--- YOUR TASK ---
Report, as a number alone, how many lines below contain the string "icon".

--- THE DATA ---
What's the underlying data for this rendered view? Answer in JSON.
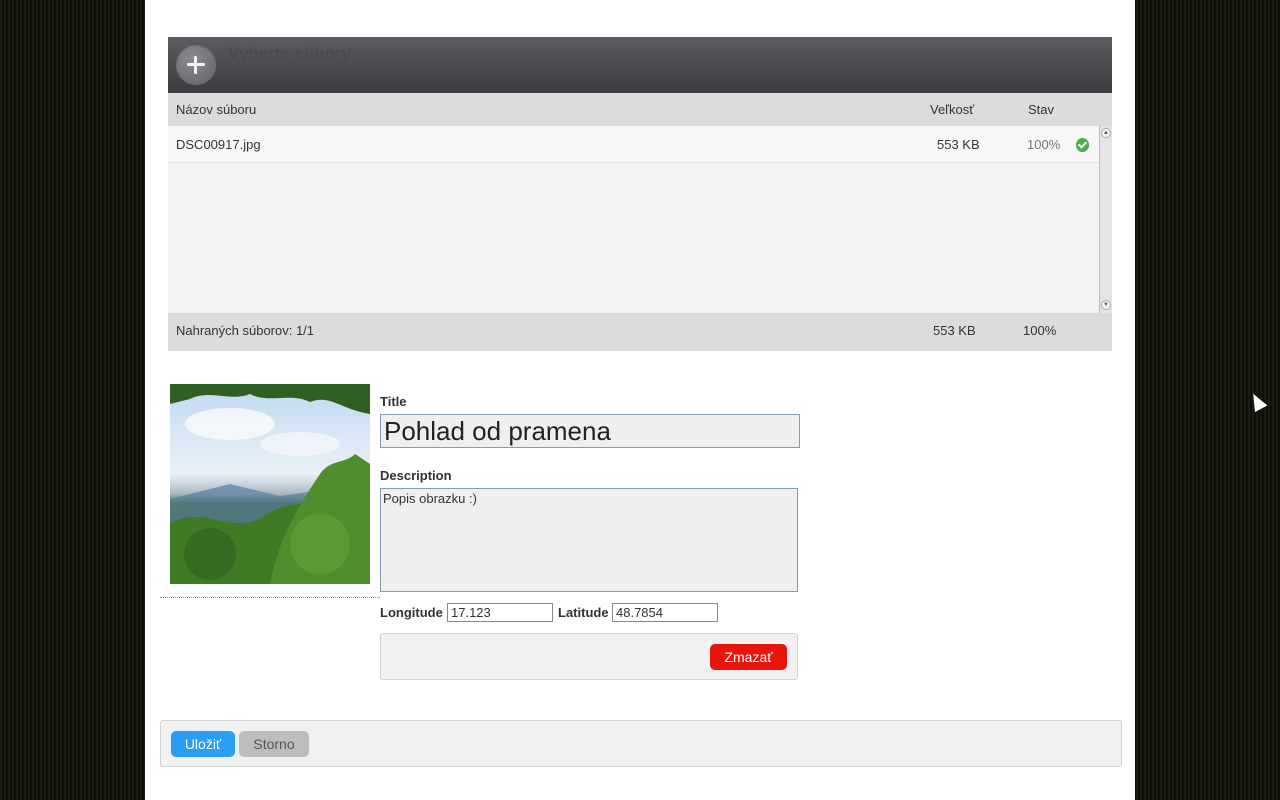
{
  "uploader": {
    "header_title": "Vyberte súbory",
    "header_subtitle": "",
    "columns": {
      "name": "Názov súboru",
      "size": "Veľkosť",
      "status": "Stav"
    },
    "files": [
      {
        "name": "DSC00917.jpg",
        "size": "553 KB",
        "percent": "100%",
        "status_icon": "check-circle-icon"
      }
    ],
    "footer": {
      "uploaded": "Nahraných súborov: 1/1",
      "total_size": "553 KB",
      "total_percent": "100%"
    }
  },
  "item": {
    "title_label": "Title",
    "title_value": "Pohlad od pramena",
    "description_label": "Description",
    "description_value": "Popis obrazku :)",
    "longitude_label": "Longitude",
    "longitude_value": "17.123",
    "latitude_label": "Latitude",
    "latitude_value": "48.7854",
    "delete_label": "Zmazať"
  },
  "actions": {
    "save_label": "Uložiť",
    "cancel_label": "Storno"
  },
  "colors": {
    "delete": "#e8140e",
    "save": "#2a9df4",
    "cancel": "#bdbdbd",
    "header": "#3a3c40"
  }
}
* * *
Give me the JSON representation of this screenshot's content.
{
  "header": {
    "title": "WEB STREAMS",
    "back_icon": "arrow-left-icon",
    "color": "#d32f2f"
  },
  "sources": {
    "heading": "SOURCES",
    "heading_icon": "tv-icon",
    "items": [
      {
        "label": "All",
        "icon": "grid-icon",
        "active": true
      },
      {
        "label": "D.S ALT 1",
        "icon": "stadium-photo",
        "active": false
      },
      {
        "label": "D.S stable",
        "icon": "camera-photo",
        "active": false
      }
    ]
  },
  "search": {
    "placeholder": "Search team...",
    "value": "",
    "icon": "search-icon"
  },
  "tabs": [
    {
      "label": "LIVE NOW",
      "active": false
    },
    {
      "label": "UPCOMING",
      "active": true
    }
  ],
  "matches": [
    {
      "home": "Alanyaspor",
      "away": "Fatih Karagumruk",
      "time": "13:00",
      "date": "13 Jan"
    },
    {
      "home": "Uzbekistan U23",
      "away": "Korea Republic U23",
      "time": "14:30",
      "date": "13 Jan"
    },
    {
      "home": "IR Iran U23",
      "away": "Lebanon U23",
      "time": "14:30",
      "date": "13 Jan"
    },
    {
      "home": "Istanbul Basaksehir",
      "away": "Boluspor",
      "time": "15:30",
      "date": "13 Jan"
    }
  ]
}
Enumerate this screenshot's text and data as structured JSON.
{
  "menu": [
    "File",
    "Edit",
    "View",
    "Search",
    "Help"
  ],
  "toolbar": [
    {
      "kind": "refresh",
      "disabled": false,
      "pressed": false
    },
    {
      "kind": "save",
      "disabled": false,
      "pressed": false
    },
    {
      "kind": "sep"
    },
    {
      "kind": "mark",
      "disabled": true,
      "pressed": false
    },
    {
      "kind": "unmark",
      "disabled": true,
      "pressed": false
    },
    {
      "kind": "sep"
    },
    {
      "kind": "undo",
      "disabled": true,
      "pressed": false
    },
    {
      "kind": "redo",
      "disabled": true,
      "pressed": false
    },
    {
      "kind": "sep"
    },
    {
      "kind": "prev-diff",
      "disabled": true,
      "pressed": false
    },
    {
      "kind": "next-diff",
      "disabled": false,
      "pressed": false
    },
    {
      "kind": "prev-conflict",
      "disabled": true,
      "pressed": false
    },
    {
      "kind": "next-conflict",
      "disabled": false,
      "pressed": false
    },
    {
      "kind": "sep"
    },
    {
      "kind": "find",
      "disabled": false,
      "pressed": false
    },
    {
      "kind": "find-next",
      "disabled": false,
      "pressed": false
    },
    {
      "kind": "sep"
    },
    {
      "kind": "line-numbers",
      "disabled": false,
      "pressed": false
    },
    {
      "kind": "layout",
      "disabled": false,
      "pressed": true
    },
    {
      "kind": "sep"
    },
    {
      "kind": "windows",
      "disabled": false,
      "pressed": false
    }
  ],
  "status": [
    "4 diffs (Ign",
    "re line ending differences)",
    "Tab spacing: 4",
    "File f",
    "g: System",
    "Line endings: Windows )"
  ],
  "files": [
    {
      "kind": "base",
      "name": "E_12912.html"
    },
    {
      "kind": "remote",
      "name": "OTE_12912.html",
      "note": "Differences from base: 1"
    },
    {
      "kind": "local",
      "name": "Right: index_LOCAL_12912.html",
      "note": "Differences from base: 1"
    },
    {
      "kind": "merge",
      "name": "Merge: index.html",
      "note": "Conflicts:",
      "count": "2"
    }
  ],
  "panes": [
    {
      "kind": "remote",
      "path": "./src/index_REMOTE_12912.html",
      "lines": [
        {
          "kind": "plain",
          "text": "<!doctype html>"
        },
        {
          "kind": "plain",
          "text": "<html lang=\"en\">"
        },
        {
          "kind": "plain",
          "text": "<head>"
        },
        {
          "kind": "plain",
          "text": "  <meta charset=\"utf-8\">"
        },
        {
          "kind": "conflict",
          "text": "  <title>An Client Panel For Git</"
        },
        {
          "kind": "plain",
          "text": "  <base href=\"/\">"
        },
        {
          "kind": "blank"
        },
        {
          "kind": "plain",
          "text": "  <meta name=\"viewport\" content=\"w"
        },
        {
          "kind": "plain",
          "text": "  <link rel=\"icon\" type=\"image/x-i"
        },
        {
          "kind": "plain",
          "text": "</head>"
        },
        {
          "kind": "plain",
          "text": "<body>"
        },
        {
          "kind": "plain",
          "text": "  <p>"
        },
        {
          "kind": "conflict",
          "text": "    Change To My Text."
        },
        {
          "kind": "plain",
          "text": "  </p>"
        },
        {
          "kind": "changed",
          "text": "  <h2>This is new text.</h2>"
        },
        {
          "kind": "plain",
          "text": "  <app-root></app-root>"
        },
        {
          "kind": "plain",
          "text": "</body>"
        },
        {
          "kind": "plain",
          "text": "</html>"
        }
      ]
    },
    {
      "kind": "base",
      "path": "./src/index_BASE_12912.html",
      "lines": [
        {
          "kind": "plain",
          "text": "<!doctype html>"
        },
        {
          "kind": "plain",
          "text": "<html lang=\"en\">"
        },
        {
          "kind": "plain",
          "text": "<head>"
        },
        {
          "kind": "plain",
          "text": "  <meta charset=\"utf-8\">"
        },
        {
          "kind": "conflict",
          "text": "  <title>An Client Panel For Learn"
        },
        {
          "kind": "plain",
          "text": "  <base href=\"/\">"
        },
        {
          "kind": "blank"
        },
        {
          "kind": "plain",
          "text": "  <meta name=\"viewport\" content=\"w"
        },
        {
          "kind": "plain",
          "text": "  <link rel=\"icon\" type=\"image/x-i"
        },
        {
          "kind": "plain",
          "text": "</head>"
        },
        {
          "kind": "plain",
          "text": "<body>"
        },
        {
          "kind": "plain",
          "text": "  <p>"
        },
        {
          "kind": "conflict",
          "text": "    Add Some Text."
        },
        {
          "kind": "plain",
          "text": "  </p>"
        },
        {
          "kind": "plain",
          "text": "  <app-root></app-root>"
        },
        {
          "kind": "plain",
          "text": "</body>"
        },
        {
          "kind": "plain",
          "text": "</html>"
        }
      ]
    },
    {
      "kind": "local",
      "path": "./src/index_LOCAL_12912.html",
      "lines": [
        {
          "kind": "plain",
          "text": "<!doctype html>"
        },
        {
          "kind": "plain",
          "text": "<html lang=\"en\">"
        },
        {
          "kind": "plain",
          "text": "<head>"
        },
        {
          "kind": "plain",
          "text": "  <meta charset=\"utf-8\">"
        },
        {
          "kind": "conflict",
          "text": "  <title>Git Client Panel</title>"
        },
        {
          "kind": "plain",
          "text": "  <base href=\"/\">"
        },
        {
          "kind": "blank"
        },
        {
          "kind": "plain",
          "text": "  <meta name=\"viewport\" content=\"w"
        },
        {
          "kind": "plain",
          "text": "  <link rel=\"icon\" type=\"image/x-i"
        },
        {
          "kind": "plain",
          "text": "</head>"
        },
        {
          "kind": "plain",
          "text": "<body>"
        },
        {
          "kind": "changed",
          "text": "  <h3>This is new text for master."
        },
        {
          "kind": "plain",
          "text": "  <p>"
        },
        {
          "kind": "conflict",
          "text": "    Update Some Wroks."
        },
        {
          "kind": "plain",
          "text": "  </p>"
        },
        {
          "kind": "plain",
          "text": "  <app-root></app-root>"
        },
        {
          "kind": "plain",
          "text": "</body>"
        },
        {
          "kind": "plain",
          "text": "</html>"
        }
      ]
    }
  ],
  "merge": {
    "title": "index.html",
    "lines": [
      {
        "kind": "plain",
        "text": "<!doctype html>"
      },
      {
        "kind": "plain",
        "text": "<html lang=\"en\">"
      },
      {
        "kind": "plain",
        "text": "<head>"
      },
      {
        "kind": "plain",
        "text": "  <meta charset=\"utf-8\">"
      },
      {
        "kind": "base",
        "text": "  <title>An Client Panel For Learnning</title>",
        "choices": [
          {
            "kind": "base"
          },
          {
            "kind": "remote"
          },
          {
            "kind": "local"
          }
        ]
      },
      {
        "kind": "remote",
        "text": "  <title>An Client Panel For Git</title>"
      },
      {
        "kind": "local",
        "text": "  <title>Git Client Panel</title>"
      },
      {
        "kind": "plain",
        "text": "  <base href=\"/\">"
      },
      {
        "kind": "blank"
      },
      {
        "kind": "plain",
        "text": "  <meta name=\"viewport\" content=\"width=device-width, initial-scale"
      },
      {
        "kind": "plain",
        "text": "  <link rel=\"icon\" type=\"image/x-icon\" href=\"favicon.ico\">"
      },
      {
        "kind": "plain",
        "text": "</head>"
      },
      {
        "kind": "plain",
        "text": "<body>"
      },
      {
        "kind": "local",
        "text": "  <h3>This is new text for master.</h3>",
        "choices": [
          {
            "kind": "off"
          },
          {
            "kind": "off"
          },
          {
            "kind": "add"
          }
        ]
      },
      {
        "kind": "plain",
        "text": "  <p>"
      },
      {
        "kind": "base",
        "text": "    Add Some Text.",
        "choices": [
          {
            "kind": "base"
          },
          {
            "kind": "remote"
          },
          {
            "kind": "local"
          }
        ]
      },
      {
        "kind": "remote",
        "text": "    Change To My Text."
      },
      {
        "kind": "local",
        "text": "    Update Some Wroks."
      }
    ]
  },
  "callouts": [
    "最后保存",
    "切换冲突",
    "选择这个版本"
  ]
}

--- ANSWER ---
11